The Investec Cape Town Art Fair selects 10 talented artists to feature under the Tomorrows/Today section, one of whom is Spanish painter Gino Rubert, represented by LAB36 + Senda Gallery. Controlled by desire, and trembling with undertones of sex, intimacy, and modern love, Desire Shinings takes over through the lens of wit, imagination and irony.
From 17 – 19 February 2023, The Investec Cape Town Art Fair, a famous art centre in South Africa and one of the most important sites for contemporary art on the African continent, returns to its physical home at the CTICC — and with a bang…
This year marks the 10-year-anniversary edition of Cape Town’s most beloved art fair, where the notion of time will be explored. This theme is appropriately wide-ranging and encompasses ideas related to the past, present and future, including the ever-important concept of change that comes with the passing of time both for humans and the world around us. And this brings into question the Tomorrows/Today section, a focal component in the The Investec Cape Town Art Fair’s 4-day programme. Our 10and5 team took the opportunity to sit down for an interview with one of the 10 artists selected to exhibition in this section, and that is, Spanish painter Gino Rubert (Mexico, 1969), who is exhibiting his first solo presentation in Africa, titled Desire Shinings, and curated by Mariella Franzoni and Natasha Becker. Read interview below:
How does it feel to be a part of the Investec Cape Town Art Fair’s 10-year-anniversary edition?
It is my first time in Cape Town. So, this is my first impression of the Investec Cape Town Art Fair, and unfortunately I have not seen its evolution. What I can say is that I am really excited to be here. I have already seen many fantastic works. You breathe a different thing completely compared to where I come from in Europe and the States, and you reach a totally different energy, with more colour. I love to experience such a unique community. It really feels fantastic. And because it is not only the racial differences that I have noticed, but also the culture, you know, of how people dress, etc. This is very attractive for me. You can see lots of different styles, a lot of patterns and colours.
For those who are not very familiar with your work, could you share with us what keeps you grounded in your making process?

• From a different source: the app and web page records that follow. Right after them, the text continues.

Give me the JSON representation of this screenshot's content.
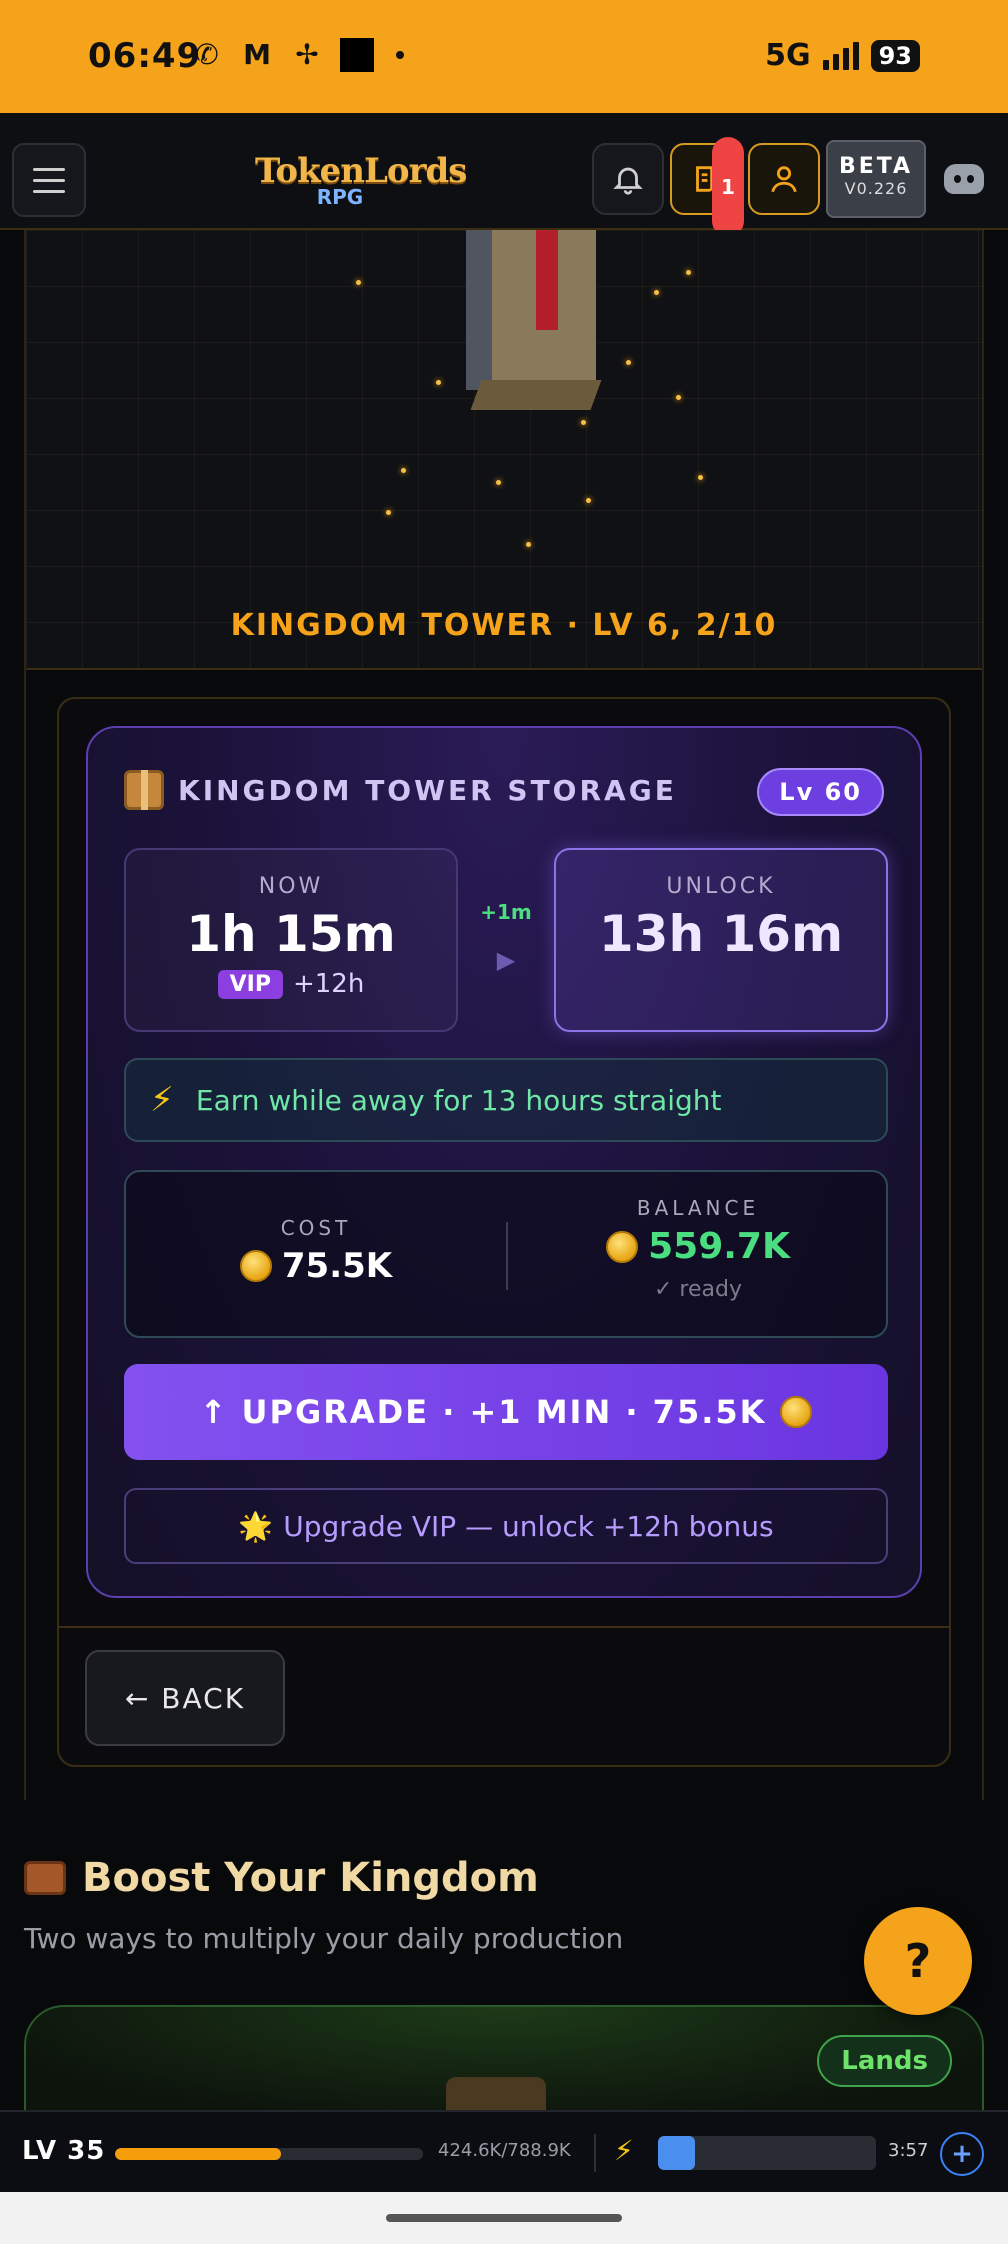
{
  "status_bar": {
    "time": "06:49",
    "network": "5G",
    "battery": "93",
    "notification_icons": [
      "whatsapp-icon",
      "gmail-icon",
      "pinwheel-icon",
      "square-app-icon"
    ]
  },
  "header": {
    "logo_top": "TokenLords",
    "logo_bottom": "RPG",
    "notification_badge": "1",
    "beta_label": "BETA",
    "version": "V0.226"
  },
  "scene": {
    "title": "KINGDOM TOWER · LV 6, 2/10"
  },
  "storage_card": {
    "title": "KINGDOM TOWER STORAGE",
    "level_badge": "Lv 60",
    "now_label": "NOW",
    "now_value": "1h 15m",
    "vip_tag": "VIP",
    "vip_bonus": "+12h",
    "delta": "+1m",
    "delta_arrow": "▶",
    "unlock_label": "UNLOCK",
    "unlock_value": "13h 16m",
    "earn_icon": "⚡",
    "earn_text": "Earn while away for 13 hours straight",
    "cost_label": "COST",
    "cost_value": "75.5K",
    "balance_label": "BALANCE",
    "balance_value": "559.7K",
    "balance_status": "✓ ready",
    "upgrade_label": "↑ UPGRADE · +1 MIN · 75.5K",
    "vip_upsell_icon": "🌟",
    "vip_upsell_text": "Upgrade VIP — unlock +12h bonus",
    "back_label": "← BACK"
  },
  "boost": {
    "title": "Boost Your Kingdom",
    "subtitle": "Two ways to multiply your daily production",
    "help_label": "?",
    "lands_label": "Lands"
  },
  "xp_bar": {
    "level": "LV 35",
    "xp_text": "424.6K/788.9K",
    "xp_fraction": 0.538,
    "energy_fraction": 0.17,
    "energy_timer": "3:57",
    "plus_label": "+"
  },
  "colors": {
    "accent": "#f5a31a",
    "purple": "#7c4dea",
    "green": "#4ade80"
  }
}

How I start a painting has very much to do with forms, shapes, geometry, proportion, composition. So, that would be like the first thing I get into and from there I am also very much into photography. There is something very magical about photography and the portrait. This is something I have been very fascinated with for years. In most of my paintings I reference portrait photography that looks at you without expression. I see this stage as the expression you have to invent for yourself. For example, when you look at a baby, you always have to show expression. Because, a straight look into the eyes with no expression has something of a tunnel to death. It is like any answer can come through that. That is an element I very often use in my works. I really enjoy creating images that you will not very easily understand, from first glance, what you are seeing.
If we bring up the question about the subject matter in your work, you tend to reference people a lot of the time and their personal experiences. Take us into the mind of Gino Rubert: do you have any strong opinions about modern love and dating?
I do not have strong opinions about modern dating or modern love. I have no prejudices against any form of dating or new love. I do feel that love and maybe particularly desire has, in a way, been very important in my life. I think in most lives it is. But, I also realise, in some lives more, in some lives less. There are certain people for whom love, affection and desire are more important than for others. For me it has been. And I definitely believe it is a theme that is always at a certain level present in my work.
You shared on your Instagram recently, one of the works you have on display at this year’s ICTAF, titled The Empress’s New Clothes. Tell us more about this work.
Okay. I think it is the sexiest work of my series. Do you think so too? This work and its title references a beautiful little tale, based on The Emperor’s New Clothes by Danish author Hans Christian Andersen. The story goes like this, a King in a village finds the idea to hire a fashion designer to create a beautiful outfit for him, that he claims will be the best outfit worn in the history of royalty. He ends up hiring a fashion designer who is not so trustworthy. Finally the day comes, Sunday morning, and the King comes out with his new outfit. He walks all around, all over the village, and it is nobody, but a little kid, who says, ‘But the king is naked’. That is the story, short but with purpose. To me, this is a metaphor about the art world where everybody says, ‘Oh, this is this, and that is that’, and sometimes it takes a kid to say that this is actually stupid. This short story inspired the title of my work, The Empress’s New Clothes because she is half naked, but sexier. And she is beautiful. And again, she is staring at us as I was telling you earlier. How is she looking at us? Is she asking?
Gino Rubert lives and works in Barcelona, Berlin and Cuernavaca. Follow this link for more information and updates.